Letter-Sound Correspondences

What are Letter-Sound Correspondences?

Most of the phonemes (sounds) in English can be spelled more than one way. For example, the sound can be spelled a bunch of different ways:

'ee' - free 'ea' - treat 'e' - me 'i' - taxi 'ie' - brief 'ei' - weird 'e_e' - here 'y' - candy

This isn't just phonemes to spellings! A lot of the graphemes (letters, digraphs, trigraphs, etc.) can be used to represent more than one phoneme. For example, the letter ‘y’ can represent several sounds. Click the buttons to hear the differences.

- yes - funny - my - gym

(And these don't even include when 'y' is part of a vowel digraph like 'ay' or 'oy'!)

Correspondences Bridge Sounds and Spellings

A correspondence is unique! It is the pairing of a single phoneme with a single grapheme. When the letter 'y' is used to spell the /ee/ sound in "candy", and it is also used to spell the sound /ee/ in "funny", this is the same correspondence being used.
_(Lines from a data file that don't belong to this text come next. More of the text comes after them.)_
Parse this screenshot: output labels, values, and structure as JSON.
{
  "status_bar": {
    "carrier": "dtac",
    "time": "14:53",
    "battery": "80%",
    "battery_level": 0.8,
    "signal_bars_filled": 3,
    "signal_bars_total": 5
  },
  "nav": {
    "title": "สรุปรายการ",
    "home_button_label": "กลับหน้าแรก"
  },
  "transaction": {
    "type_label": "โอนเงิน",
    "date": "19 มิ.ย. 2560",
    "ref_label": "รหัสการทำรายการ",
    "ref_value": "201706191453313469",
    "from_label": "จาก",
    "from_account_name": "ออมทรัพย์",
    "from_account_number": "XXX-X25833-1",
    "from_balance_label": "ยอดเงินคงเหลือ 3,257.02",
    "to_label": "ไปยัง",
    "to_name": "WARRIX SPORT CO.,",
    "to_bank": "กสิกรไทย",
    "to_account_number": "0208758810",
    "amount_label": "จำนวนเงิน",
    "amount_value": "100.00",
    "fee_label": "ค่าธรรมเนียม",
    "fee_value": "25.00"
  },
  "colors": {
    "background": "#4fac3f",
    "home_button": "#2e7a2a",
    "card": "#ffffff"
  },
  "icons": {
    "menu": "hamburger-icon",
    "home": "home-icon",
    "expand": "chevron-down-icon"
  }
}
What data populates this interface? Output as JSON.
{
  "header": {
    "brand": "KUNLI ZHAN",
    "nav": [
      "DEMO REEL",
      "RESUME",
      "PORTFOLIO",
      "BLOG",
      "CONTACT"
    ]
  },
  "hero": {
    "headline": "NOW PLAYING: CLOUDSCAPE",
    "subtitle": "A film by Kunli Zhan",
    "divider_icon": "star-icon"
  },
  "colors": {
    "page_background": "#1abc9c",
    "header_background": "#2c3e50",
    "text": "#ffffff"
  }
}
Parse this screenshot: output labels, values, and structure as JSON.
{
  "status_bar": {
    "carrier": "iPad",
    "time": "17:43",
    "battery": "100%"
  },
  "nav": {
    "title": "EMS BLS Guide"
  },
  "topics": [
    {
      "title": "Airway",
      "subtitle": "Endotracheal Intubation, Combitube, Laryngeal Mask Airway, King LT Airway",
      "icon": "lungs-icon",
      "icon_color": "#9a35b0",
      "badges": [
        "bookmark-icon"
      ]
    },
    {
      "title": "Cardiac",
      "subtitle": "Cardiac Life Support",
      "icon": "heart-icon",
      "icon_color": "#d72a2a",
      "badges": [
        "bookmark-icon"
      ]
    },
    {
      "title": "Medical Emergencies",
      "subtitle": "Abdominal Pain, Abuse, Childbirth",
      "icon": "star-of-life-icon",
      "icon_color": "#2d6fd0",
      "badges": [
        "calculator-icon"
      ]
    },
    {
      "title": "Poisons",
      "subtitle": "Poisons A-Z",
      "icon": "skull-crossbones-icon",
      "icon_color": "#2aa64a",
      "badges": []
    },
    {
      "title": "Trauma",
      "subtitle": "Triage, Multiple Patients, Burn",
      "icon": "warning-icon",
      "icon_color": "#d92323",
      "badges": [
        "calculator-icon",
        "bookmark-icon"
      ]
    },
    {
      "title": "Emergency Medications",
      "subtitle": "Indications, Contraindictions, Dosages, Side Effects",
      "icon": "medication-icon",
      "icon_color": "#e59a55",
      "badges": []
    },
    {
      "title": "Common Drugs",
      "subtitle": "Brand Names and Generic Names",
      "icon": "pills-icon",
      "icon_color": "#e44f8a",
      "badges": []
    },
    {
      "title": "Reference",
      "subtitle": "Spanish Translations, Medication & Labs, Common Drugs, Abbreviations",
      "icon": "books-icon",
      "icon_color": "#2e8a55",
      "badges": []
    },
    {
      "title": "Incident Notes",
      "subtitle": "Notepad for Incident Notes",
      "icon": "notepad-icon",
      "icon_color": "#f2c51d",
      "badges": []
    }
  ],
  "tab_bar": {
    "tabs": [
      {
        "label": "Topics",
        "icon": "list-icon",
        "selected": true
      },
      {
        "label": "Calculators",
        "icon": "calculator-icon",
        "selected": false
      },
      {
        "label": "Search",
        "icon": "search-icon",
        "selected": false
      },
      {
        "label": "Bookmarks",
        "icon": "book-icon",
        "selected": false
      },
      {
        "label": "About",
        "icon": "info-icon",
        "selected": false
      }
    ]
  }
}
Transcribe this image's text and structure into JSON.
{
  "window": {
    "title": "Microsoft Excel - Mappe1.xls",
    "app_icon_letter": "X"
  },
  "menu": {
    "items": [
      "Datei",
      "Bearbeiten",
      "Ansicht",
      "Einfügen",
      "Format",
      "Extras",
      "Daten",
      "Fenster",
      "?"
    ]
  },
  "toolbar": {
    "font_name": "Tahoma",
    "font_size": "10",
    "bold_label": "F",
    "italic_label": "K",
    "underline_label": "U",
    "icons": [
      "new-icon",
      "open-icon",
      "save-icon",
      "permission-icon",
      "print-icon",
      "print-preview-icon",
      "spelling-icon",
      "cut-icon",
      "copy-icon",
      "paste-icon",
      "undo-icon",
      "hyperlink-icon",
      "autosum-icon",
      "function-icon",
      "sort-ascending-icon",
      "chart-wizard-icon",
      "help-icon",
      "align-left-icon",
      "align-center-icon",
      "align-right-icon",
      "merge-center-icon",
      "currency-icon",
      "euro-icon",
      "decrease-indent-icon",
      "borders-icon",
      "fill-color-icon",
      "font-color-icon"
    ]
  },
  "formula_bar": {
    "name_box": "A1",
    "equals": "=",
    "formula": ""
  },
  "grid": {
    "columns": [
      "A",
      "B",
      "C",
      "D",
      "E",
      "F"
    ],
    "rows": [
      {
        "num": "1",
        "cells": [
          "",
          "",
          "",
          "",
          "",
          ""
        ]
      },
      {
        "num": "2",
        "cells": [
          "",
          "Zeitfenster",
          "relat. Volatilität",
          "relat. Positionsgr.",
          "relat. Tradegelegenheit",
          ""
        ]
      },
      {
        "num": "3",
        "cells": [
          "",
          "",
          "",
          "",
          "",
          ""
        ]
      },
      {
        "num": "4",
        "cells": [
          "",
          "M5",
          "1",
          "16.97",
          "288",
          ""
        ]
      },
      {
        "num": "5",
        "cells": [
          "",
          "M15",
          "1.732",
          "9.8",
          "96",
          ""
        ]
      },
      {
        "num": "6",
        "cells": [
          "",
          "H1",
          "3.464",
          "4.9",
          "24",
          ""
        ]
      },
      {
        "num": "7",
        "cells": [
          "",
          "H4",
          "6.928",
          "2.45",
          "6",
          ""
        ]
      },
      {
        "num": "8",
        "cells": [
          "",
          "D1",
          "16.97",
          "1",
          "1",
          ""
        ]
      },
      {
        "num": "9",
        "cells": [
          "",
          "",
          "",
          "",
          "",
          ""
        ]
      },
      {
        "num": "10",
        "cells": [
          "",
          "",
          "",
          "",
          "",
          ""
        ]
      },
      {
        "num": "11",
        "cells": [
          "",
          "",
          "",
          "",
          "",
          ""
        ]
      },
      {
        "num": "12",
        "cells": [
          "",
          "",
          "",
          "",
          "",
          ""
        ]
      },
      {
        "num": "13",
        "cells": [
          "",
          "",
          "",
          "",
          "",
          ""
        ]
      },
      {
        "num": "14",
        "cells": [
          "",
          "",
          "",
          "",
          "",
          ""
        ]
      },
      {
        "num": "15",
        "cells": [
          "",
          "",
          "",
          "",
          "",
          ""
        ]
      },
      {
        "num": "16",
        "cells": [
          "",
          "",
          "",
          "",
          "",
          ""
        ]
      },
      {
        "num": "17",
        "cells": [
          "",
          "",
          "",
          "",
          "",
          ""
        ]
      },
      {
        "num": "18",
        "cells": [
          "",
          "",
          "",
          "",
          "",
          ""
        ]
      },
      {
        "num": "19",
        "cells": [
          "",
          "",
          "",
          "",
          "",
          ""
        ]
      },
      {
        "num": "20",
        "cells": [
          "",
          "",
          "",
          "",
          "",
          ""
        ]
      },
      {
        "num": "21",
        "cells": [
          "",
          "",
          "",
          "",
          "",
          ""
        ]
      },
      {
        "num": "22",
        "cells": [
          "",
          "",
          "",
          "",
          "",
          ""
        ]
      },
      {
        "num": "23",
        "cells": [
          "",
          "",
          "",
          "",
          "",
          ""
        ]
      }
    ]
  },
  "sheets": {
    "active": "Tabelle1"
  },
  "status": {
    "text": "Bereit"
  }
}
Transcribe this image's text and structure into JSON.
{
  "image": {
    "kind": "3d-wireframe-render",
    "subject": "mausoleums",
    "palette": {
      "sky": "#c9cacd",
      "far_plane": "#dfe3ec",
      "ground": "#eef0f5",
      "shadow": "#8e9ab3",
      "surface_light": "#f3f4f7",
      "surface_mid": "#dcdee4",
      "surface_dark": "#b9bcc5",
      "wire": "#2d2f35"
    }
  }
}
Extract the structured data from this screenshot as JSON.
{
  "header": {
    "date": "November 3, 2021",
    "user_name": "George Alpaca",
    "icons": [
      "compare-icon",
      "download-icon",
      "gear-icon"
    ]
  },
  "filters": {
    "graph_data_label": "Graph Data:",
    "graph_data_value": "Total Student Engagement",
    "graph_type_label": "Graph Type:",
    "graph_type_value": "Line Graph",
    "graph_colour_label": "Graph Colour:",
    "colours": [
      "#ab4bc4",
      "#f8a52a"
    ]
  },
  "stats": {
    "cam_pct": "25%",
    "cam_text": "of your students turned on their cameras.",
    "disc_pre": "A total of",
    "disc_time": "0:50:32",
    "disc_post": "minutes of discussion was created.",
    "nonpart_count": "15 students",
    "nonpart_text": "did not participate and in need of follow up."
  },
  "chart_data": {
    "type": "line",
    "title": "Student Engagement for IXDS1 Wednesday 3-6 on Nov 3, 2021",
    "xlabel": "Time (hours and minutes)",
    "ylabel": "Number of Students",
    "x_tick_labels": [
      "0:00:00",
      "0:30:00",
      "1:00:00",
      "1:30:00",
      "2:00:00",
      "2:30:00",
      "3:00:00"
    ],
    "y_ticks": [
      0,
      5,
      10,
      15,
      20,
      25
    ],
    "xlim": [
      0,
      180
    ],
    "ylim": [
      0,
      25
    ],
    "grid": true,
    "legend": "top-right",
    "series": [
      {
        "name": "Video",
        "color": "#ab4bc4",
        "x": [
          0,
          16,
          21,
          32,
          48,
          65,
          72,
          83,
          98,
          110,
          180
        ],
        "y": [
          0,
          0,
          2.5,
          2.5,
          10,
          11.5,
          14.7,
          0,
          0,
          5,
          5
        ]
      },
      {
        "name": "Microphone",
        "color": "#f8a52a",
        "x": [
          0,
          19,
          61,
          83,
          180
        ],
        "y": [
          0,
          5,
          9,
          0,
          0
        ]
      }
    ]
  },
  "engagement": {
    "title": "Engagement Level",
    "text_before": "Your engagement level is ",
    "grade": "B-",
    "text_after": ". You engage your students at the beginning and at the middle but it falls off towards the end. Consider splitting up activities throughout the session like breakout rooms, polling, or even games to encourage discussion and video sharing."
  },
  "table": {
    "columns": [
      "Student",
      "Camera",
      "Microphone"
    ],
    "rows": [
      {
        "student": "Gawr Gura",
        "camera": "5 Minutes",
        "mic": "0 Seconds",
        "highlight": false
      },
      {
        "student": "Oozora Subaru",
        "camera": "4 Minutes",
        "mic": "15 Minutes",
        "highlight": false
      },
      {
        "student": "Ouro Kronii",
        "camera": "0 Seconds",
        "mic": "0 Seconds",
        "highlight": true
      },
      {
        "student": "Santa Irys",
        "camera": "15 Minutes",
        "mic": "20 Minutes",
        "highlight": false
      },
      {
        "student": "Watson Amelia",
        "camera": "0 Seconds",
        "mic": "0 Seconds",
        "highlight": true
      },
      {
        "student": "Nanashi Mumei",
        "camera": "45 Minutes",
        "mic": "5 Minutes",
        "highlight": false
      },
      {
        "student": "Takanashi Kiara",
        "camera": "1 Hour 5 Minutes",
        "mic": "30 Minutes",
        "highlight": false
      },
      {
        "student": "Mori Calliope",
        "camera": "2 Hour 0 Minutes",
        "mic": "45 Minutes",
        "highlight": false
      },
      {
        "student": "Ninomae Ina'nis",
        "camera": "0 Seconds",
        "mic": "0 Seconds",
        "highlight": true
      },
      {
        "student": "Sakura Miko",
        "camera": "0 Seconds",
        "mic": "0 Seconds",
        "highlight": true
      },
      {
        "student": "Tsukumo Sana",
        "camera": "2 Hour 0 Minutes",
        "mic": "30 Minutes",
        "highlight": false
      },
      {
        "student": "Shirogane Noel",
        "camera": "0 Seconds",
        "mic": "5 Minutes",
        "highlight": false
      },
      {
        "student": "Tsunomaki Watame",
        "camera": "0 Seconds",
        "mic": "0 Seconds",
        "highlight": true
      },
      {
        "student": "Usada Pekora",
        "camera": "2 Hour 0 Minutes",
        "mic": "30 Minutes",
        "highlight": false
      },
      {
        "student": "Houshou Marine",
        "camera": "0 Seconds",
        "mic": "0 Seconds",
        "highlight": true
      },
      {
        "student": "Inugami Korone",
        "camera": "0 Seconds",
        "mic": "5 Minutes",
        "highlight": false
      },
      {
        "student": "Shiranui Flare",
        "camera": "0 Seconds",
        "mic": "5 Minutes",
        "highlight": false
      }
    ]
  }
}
Correspondence Examples
's' 'x' 'c' 'z' 'k'
cat kid
sit city
was xylophone zoo

We use correspondences throughout Phonics & Stuff. Whenever you're selecting letter options in our games, they are actually correspondences! By making this distinction, we can ensure that when you hear a sound and see a spelling, they are correct.